───── Supplied records
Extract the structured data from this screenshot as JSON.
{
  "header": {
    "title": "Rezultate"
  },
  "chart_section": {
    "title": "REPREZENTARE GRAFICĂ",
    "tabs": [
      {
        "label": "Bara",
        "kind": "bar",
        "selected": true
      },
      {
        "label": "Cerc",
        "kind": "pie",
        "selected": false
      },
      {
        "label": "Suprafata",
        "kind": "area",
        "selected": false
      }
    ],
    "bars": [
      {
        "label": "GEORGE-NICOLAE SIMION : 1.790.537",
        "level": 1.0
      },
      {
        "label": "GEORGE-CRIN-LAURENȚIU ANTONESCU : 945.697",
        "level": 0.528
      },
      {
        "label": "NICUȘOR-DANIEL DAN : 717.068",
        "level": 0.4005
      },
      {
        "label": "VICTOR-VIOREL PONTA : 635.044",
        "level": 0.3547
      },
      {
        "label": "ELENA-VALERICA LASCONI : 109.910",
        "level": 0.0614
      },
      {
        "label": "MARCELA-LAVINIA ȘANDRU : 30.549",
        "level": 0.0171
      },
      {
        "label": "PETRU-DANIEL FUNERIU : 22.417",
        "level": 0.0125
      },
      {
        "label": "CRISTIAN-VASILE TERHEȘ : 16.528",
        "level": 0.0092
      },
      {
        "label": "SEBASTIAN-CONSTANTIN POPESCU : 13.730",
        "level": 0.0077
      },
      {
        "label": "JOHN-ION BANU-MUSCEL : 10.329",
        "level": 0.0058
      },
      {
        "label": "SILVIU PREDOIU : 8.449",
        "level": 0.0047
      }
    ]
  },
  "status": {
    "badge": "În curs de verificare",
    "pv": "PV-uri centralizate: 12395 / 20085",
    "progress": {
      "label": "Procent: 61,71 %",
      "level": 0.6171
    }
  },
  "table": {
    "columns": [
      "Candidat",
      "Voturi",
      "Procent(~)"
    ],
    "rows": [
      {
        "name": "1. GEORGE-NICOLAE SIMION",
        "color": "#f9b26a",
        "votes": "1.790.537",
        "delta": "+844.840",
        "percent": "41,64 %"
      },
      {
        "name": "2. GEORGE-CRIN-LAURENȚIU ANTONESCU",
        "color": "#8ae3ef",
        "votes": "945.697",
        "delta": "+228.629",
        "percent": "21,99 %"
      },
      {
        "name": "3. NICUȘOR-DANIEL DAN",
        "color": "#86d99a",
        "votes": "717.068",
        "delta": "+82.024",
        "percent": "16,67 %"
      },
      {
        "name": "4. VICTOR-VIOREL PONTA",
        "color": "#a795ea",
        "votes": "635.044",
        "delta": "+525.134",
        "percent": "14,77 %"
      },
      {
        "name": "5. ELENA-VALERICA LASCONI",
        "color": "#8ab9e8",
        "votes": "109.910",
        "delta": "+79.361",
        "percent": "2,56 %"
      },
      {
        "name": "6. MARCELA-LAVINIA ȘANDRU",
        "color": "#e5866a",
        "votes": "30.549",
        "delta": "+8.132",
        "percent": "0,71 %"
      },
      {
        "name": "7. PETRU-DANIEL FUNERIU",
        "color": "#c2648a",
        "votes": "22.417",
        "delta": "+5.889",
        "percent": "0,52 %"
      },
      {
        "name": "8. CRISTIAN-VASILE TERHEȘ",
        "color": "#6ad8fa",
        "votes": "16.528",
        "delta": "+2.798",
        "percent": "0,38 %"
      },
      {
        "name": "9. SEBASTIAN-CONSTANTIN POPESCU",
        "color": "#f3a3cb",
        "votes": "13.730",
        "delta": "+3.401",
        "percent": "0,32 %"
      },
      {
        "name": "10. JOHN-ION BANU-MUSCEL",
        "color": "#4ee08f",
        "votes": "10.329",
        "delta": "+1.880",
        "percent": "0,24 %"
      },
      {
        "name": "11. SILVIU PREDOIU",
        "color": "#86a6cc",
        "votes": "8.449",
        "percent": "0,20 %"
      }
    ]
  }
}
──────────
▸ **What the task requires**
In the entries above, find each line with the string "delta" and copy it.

▸ **Final answer**
        "delta": "+844.840",
        "delta": "+228.629",
        "delta": "+82.024",
        "delta": "+525.134",
        "delta": "+79.361",
        "delta": "+8.132",
        "delta": "+5.889",
        "delta": "+2.798",
        "delta": "+3.401",
        "delta": "+1.880",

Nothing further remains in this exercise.